In August 1941 Hiroko, eighteen years old and torn between her mother's belief in ancient traditions and her father's passion for modern ideas, leaves Kyoto to come to America for an education. To Hiroko, California is a different world - a world of barbecues, station wagons and college. Her cousins in California have become more American than Japanese - and Hiroko also finds a link between her old and new worlds when she becomes friendly with Peter, her uncle's university assistant.
But on December 7 1941 Pearl Harbor is bombed by the Japanese, and within hours, war is declared. Suddenly Hiroko has become an enemy in a foreign land. Terrified, begging to go home, she is ordered by her father to stay.
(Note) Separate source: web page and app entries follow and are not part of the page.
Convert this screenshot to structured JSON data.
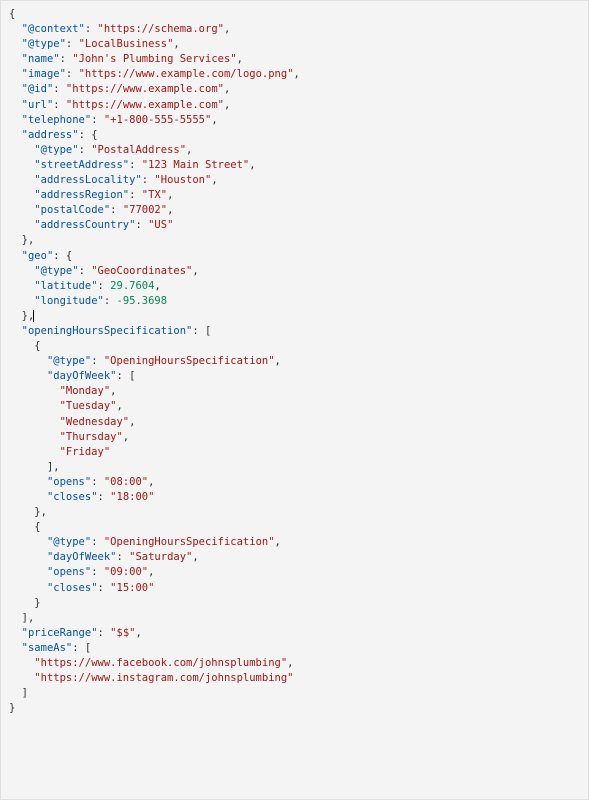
{
  "l1": "{",
  "l2k": "\"@context\"",
  "l2c": ": ",
  "l2v": "\"https://schema.org\"",
  "l2e": ",",
  "l3k": "\"@type\"",
  "l3c": ": ",
  "l3v": "\"LocalBusiness\"",
  "l3e": ",",
  "l4k": "\"name\"",
  "l4c": ": ",
  "l4v": "\"John's Plumbing Services\"",
  "l4e": ",",
  "l5k": "\"image\"",
  "l5c": ": ",
  "l5v": "\"https://www.example.com/logo.png\"",
  "l5e": ",",
  "l6k": "\"@id\"",
  "l6c": ": ",
  "l6v": "\"https://www.example.com\"",
  "l6e": ",",
  "l7k": "\"url\"",
  "l7c": ": ",
  "l7v": "\"https://www.example.com\"",
  "l7e": ",",
  "l8k": "\"telephone\"",
  "l8c": ": ",
  "l8v": "\"+1-800-555-5555\"",
  "l8e": ",",
  "l9k": "\"address\"",
  "l9c": ": {",
  "l10k": "\"@type\"",
  "l10c": ": ",
  "l10v": "\"PostalAddress\"",
  "l10e": ",",
  "l11k": "\"streetAddress\"",
  "l11c": ": ",
  "l11v": "\"123 Main Street\"",
  "l11e": ",",
  "l12k": "\"addressLocality\"",
  "l12c": ": ",
  "l12v": "\"Houston\"",
  "l12e": ",",
  "l13k": "\"addressRegion\"",
  "l13c": ": ",
  "l13v": "\"TX\"",
  "l13e": ",",
  "l14k": "\"postalCode\"",
  "l14c": ": ",
  "l14v": "\"77002\"",
  "l14e": ",",
  "l15k": "\"addressCountry\"",
  "l15c": ": ",
  "l15v": "\"US\"",
  "l16": "},",
  "l17k": "\"geo\"",
  "l17c": ": {",
  "l18k": "\"@type\"",
  "l18c": ": ",
  "l18v": "\"GeoCoordinates\"",
  "l18e": ",",
  "l19k": "\"latitude\"",
  "l19c": ": ",
  "l19v": "29.7604",
  "l19e": ",",
  "l20k": "\"longitude\"",
  "l20c": ": ",
  "l20v": "-95.3698",
  "l21": "},",
  "l22k": "\"openingHoursSpecification\"",
  "l22c": ": [",
  "l23": "{",
  "l24k": "\"@type\"",
  "l24c": ": ",
  "l24v": "\"OpeningHoursSpecification\"",
  "l24e": ",",
  "l25k": "\"dayOfWeek\"",
  "l25c": ": [",
  "l26v": "\"Monday\"",
  "l26e": ",",
  "l27v": "\"Tuesday\"",
  "l27e": ",",
  "l28v": "\"Wednesday\"",
  "l28e": ",",
  "l29v": "\"Thursday\"",
  "l29e": ",",
  "l30v": "\"Friday\"",
  "l31": "],",
  "l32k": "\"opens\"",
  "l32c": ": ",
  "l32v": "\"08:00\"",
  "l32e": ",",
  "l33k": "\"closes\"",
  "l33c": ": ",
  "l33v": "\"18:00\"",
  "l34": "},",
  "l35": "{",
  "l36k": "\"@type\"",
  "l36c": ": ",
  "l36v": "\"OpeningHoursSpecification\"",
  "l36e": ",",
  "l37k": "\"dayOfWeek\"",
  "l37c": ": ",
  "l37v": "\"Saturday\"",
  "l37e": ",",
  "l38k": "\"opens\"",
  "l38c": ": ",
  "l38v": "\"09:00\"",
  "l38e": ",",
  "l39k": "\"closes\"",
  "l39c": ": ",
  "l39v": "\"15:00\"",
  "l40": "}",
  "l41": "],",
  "l42k": "\"priceRange\"",
  "l42c": ": ",
  "l42v": "\"$$\"",
  "l42e": ",",
  "l43k": "\"sameAs\"",
  "l43c": ": [",
  "l44v": "\"https://www.facebook.com/johnsplumbing\"",
  "l44e": ",",
  "l45v": "\"https://www.instagram.com/johnsplumbing\"",
  "l46": "]",
  "l47": "}"
}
But as the military is empowered to remove the Japanese from their communities, Hiroko and her Californian family end up in the detention centre, where they fight to stay alive amid the drama of life and death in the camp.
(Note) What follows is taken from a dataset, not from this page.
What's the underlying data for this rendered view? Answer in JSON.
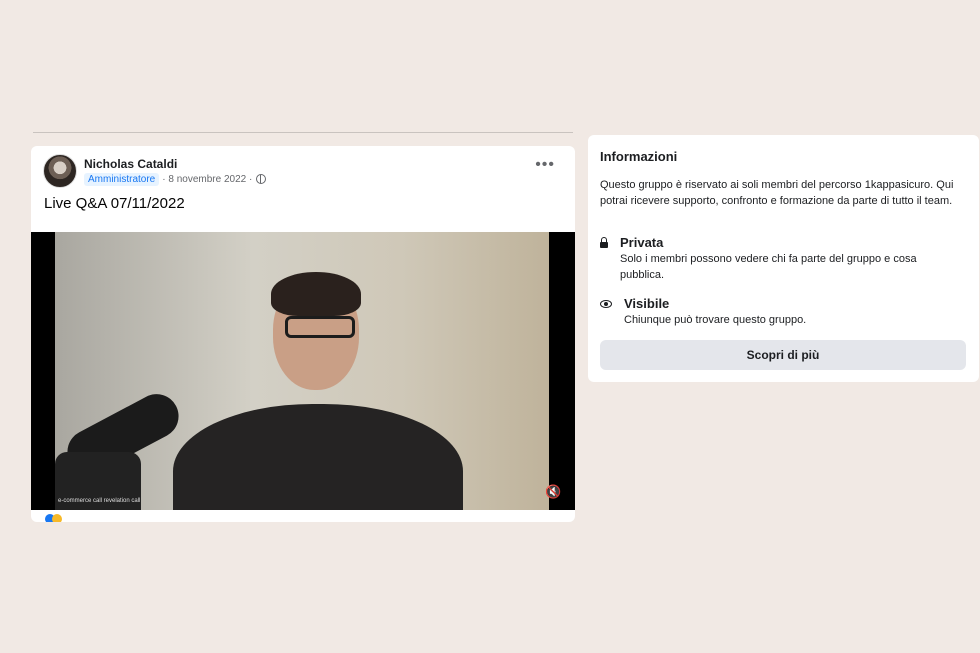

This extraordinary novel creates a portrait of human tragedy and strength, divided loyalties and love. Danielle Steel portrays the human cost of that terrible time in history, as well as the remarkable courage of a people whose honour and dignity transcended the chaos that surrounded them.